10th Sunday After Trinity
"One's life does not consist in the abundance of possessions"
In Bach's Cantata 82, the bass soloist repeats the haunting refrain that gives the song its title: "Ich habe genug." I have enough. Composed for the feast of the Purification of the Virgin Mary in 1727, the cantata expands on Simeon’s words as he holds the infant Jesus, the words Christians still say as the Nunc Dimittis at evening prayer: "Now, Lord, you let your servant go in peace: your word has been fulfilled."
In the cantata, we hear: "I have enough, for I have taken the Saviour into my arms. I have enough; I have seen him, my faith has held Jesus to my heart. I have enough!"
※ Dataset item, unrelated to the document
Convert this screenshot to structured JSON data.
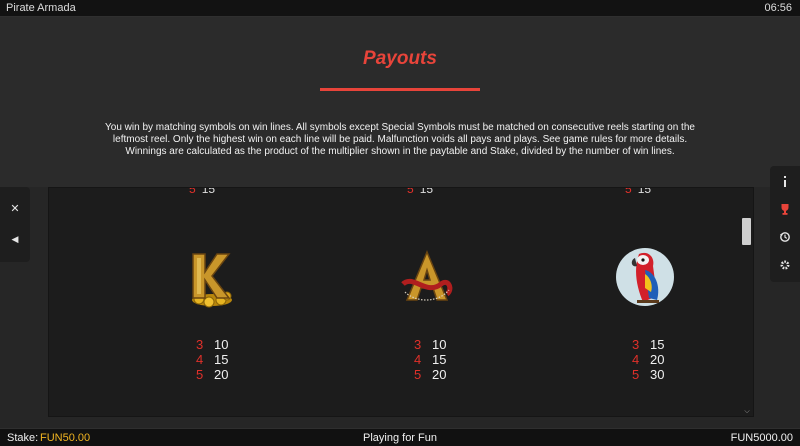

And at that point, as in Simeon’s original praise, the singer is happy to die. Music critics call this a gloomy song, a description some might add to today's readings but I think they are perhaps missing the point?
We enter the scene – Jesus had been teaching the crowd when he was interrupted. The parable Jesus tells of the rich fool and his barns arises out of a sad situation, a family row after the death of a parent. It is amazing how many people have fallen out over a piece of furniture or an ornament. At least one of the brothers was being greedy and as people today resort to the law, one of the rowing brothers asks Jesus to sort it out for them.
Jesus replies first with a rhetorical question: "Who set me to be judge over you? Then he cautioned his listeners to shun greed of any kind, Jesus reminds them life is more than possessions: life is a about a loving relationship with God. Then he tells a story which we can see in three acts.
Act one is a bumper harvest. The land produced abundantly. The barns are full and bursting at the seams. Carpenters are at work building bigger and better barns. Lucky rich man - he deserves this reward for hard work. God must love him. Most would admire him and some would envy him.
Act two and the farmer is in his den totting up his accounts. Haven't I done well? I can take it easy now. I have enough for many years. I can eat, drink and be merry. I can relax and look after myself. Lucky rich man - many people would not mind swapping places with him.
Act three. If you don’t like unhappy endings, you had better switch off now. If you don’t want a challenge, do not watch the third act. The rich man has died - poor rich man. He has left behind his farm, his barns, his leisure time. All that he possessed and counted upon has gone, poor rich man. He stands in the presence of God who says, 'You fool!' In no way was he prepared for this. He was rich to human eyes but poor in the eyes of God - poor rich man. He had cared about possessions but not about other people or God. He was rich in things but poor in the important relationships - poor rich man.
Notice in this story how in three verses the word ‘I’ appears six times. This was someone who was full of himself. God does not measure by what we have as much as by what we share. Riches are measured by what we can give away; the rest are possessions, and many are possessed by their possessions. Riches are to be shared with the community and in this way the poor and the marginalised are cared for. When John Wesley was at Oxford he lived by a rule that he set himself: 'Save what you can and give away what you can. At first Wesley had an income of £30 a year. He then lived off £28 and gave £2 away each year. When his income rose to £60 a year he lived on £28 and gave away £32. As his income rose to £60 and then to £120 a year, he still lived on £28 and gave the rest away.
The Accountant General for Household Plate (a sort of tax collector in his time) asked for a return from Wesley supposing he should have a good deal to show. Wesley replied, 'I have two silver teaspoons at London and two at Bristol. This is all the plate which I have at present; and will not buy any more, while so many people around me want bread.'
Jesus isn't saying that we should have no material possessions and shouldn't enjoy the good things God has given us. The rich fool had enough, and to spare, of material possessions. Specifically, he had food - so much that he couldn't store it all. Did others around him have enough food? Did he bother to find out? Did he call to mind God's frequent insistence through the prophets that we should feed the hungry, clothe the naked, give to the poor?
We do not know what life holds for us or the time of Christ's coming again in glory, so any carefully laid plans for increasing our material wealth in this world may come to nothing.
Jesus urges us to look at the needs of others, and be prepared to give of our own abundance to those who do not have enough: to give our time, our talents, our money to help those in need; to share our faith with those who have yet to recognise God's love.
Paul’s words to the Colossians about their new life in Christ seem to complement perfectly the message of the parable of the rich fool. “The world is too much with us,” Paul suggests, and the Colossians must “seek the things that are above” – setting their minds on things above not on things that are on the earth. They must “put to death” whatever in them is earthly and be renewed in the image of God.
Here is the paradox at the heart of the Christian faith. Christians are called to be in the world but not of the world – to live life with a different set of values, to march to the beat of a different drum. Enough, is said to be as good as a feast. And the feast we have come together to share today is a reminder of God's all-sufficient love and a foretaste of the feast we will share in heaven. We come to worship the God of ‘enough’ and as you will be urged in the invitation to receive communion - Feed on him in your hearts, by faith, with thanksgiving. For if we have faith, we will be like Simeon in the Bach Cantata as he held Jesus in his arms – ‘Ich habe genug’ I have enough.